Case Studies/Peer 2 Peer University
The Peer 2 Peer University is a grassroots open education project that organizes learning outside of institutional walls and gives learners recognition for their achievements. P2PU creates a model for lifelong learning alongside traditional formal higher education. Leveraging the internet and educational materials openly available online, P2PU enables high-quality low-cost education opportunities. P2PU - learning for everyone, by everyone about almost anything.
P2PU has developed an in-depth guide to choosing an open license. P2PU chose BY-SA. http://docs.google.com/View?id=dc394dmc_179hdvhk33c
P2PU chose to use Creative Commons licences because Creative Commons have become a global standard and are supported by a large international community.
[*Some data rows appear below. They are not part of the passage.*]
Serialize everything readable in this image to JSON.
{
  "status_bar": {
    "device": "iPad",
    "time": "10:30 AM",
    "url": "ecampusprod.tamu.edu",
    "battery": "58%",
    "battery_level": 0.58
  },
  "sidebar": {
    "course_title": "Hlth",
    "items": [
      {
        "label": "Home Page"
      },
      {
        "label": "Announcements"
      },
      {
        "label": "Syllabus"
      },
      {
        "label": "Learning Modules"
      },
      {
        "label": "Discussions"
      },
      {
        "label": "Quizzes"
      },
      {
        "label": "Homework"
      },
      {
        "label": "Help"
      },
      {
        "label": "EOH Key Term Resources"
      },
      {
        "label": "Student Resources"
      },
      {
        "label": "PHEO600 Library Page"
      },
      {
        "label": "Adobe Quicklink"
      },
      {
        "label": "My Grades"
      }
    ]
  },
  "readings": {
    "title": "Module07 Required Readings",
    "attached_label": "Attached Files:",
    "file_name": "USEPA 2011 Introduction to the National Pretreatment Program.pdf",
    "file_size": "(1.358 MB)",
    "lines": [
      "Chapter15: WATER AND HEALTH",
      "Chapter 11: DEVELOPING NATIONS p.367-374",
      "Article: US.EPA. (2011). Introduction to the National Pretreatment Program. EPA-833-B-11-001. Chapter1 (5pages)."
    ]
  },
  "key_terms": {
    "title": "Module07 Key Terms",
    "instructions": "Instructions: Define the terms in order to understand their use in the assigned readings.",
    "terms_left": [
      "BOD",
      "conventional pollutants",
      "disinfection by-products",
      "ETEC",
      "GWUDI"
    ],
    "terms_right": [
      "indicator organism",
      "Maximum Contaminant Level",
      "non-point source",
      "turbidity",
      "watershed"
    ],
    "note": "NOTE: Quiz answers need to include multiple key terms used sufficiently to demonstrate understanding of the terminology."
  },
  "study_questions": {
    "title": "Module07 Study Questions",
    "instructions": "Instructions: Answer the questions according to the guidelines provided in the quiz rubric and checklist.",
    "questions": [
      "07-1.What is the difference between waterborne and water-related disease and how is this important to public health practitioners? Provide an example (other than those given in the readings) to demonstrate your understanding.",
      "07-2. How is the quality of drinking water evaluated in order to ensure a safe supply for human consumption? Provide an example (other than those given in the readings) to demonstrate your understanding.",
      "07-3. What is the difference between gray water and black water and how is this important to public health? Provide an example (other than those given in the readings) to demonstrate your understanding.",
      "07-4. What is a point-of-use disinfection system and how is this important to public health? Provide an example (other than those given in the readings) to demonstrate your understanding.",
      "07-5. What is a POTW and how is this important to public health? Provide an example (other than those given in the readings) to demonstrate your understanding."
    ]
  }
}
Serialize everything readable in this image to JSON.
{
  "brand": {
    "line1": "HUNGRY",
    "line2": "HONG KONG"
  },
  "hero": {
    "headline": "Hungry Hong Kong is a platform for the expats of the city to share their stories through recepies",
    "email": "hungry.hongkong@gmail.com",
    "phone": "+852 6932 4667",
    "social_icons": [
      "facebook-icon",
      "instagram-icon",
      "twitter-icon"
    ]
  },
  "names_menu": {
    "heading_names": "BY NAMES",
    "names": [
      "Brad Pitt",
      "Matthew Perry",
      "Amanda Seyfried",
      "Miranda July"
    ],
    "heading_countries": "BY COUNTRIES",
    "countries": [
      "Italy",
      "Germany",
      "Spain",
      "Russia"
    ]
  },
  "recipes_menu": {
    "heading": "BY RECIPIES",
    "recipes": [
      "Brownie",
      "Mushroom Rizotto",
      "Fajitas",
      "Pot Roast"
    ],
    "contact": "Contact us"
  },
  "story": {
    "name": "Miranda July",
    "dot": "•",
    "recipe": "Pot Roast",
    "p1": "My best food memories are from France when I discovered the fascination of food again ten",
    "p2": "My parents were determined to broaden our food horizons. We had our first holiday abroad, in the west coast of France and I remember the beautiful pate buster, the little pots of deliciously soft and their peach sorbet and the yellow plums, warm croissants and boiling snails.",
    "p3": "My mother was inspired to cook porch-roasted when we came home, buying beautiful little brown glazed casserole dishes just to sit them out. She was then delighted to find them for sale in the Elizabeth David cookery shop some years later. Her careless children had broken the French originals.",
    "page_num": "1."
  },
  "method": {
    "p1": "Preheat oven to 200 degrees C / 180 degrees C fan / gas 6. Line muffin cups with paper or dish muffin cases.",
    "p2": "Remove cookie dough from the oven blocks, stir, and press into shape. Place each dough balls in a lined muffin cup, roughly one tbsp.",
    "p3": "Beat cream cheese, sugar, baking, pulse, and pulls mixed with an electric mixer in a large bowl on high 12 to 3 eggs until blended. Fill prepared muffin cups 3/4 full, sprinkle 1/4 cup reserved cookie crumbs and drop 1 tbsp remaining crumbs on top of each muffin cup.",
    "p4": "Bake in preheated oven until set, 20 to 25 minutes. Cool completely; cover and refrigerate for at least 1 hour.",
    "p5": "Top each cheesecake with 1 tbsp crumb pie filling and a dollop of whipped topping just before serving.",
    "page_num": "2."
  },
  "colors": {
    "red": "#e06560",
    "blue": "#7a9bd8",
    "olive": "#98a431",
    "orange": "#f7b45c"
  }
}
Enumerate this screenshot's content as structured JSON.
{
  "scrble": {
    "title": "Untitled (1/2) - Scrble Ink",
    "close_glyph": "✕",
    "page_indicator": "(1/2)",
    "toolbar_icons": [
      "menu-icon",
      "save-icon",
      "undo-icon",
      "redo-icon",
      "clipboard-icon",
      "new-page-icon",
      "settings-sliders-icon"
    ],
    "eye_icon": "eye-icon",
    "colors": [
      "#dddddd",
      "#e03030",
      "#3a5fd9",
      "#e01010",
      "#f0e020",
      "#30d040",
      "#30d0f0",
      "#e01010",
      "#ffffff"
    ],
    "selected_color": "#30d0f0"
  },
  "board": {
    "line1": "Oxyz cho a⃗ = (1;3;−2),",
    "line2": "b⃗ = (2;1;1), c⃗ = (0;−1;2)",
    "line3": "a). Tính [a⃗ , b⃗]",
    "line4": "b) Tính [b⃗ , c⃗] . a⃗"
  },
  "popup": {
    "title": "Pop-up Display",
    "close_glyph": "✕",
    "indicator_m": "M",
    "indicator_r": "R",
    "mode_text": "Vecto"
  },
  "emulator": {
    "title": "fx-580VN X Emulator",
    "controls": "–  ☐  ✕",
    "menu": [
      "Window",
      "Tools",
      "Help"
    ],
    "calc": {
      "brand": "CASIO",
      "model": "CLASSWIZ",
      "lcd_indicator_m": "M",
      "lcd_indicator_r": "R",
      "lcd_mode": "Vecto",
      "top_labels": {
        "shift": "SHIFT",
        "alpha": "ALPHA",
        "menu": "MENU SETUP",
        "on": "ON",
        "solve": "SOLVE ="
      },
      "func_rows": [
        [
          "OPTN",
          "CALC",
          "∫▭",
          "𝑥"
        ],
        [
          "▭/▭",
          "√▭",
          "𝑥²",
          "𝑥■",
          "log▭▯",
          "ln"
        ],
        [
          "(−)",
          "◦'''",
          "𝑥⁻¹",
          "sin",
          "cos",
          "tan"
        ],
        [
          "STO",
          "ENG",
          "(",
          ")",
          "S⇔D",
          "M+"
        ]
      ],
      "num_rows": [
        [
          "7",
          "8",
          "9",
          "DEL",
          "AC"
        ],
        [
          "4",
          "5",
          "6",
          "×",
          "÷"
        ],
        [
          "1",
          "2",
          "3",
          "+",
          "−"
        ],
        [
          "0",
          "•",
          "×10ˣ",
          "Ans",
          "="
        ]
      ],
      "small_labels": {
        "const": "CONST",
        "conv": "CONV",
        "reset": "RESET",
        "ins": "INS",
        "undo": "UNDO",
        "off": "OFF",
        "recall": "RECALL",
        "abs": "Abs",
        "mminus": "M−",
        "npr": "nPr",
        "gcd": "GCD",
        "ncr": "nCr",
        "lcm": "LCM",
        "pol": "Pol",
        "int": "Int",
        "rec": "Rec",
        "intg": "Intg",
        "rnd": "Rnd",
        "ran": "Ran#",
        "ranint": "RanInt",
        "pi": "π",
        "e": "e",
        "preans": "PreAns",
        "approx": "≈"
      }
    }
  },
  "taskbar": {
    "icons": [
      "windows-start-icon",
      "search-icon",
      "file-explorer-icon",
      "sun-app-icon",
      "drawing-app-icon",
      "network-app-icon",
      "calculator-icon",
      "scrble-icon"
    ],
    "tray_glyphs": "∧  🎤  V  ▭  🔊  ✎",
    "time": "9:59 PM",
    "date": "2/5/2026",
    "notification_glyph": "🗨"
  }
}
Open licences and the free sharing and reuse of materials online have become increasingly popular. Governments, institutions, communities and individual creators, particularly those in the open education field have realised that effective sharing of knowledge is best facilitated by using open licences, which enable permissions that traditional "All Rights Reserved" copyright does not. While current copyright law creates constraints on collaborative co-production, open licences enable large groups of people to efficiently co-create educational resources.
From the beginning, P2PU has been committed to licensing all the materials we produce under as open a licence as possible. P2PU is a volunteer-driven community that originated from the open education movement. The Cape Town Open Education Declaration describes the open education movement: "Educators worldwide are developing a vast pool of educational resources on the Internet, open and free for all to use. These educators are creating a world where each and every person on earth can access and contribute to the sum of all human knowledge. They are also planting the seeds of a new pedagogy where educators and learners create, shape and evolve knowledge together, deepening their skills and understanding as they go". We exist to make education more accessible around the world. For this very reason, we felt very strongly that we needed to use an open licence for material collaboratively created by the community. The question was, which one do we choose, and how do we go about reaching consensus?